Ukrtelecom (AS6849) nationwide down at 9:35 UTC (11:35 local time) for ~40 minutes.
Triolan (AS13188) has been down for over 12 hours nationwide due to a reported cyber attack. Still almost completely offline.
— Doug Madory (@DougMadory) March 10, 2022
Forbes reported that Ukrainian ISP Triolan attributed its outages to two cyberattacks on its infrastructure.
Russia also appears to have some defenses, as companies using the name and iconography of the hacktivist collective Anonymous (that’s EUTNAIOA) claim to have cracked Russia’s telecommunications and media regulator Roskomnadzor and 820GB of data from one of its state offices to have stolen.
One post describes the data as comprising 364,000 files, 529GB of which appear to be mostly emails – which EUTNAIOA says need to be treated with caution as attachments contain malware – while the remainder are database files detailing legal investigations and HR matters describe.
The authors of EUTNAIOA’s post write that they plan to release the data once they figure out how to extract it, hoping this will let Russians know about how their government is censoring local media.
However, these media outlets are banned from spreading news that might make the Russians understand the heinous nature of their illegal invasion of Ukraine. The brave Russians who publicly protested against the war were quickly arrested and their fate is unknown.

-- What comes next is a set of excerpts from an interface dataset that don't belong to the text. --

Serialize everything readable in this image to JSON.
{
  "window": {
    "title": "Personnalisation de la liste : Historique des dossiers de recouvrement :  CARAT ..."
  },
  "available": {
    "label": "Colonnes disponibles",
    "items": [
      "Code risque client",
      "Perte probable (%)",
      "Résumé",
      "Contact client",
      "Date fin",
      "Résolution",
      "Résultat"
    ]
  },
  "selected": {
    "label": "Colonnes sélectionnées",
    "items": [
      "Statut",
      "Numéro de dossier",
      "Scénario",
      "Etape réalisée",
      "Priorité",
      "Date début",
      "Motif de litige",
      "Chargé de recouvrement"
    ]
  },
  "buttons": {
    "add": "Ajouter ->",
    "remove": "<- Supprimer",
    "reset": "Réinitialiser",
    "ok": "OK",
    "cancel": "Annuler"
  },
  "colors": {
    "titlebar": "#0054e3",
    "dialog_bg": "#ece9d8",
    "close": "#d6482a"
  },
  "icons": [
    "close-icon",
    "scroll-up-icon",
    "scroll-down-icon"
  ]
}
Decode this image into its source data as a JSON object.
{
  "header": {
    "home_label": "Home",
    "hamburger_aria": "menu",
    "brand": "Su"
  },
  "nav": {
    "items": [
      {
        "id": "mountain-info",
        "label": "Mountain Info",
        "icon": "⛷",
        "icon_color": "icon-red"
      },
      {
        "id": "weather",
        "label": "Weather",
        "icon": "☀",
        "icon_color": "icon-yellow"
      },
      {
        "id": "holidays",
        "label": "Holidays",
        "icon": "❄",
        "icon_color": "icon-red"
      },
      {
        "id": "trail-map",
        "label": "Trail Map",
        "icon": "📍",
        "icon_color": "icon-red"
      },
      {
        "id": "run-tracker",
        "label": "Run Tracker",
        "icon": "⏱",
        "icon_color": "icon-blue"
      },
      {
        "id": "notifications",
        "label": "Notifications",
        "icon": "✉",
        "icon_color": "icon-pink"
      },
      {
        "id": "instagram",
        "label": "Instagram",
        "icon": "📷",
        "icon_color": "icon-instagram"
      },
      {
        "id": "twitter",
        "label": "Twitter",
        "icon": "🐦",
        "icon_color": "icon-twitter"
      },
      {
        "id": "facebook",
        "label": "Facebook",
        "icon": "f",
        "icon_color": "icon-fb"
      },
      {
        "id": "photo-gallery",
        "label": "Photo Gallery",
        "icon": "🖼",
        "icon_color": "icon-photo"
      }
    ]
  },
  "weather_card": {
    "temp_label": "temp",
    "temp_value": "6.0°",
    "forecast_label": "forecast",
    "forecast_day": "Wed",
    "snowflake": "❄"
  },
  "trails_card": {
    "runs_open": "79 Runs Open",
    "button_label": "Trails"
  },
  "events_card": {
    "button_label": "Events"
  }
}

Cryptography – which Russia has rightly identified as a key issue in the economic dimension of this conflict – will also be a crucial tool if the flow of information in Russia, unmolested by Vladimir Putin, ever resumes. ®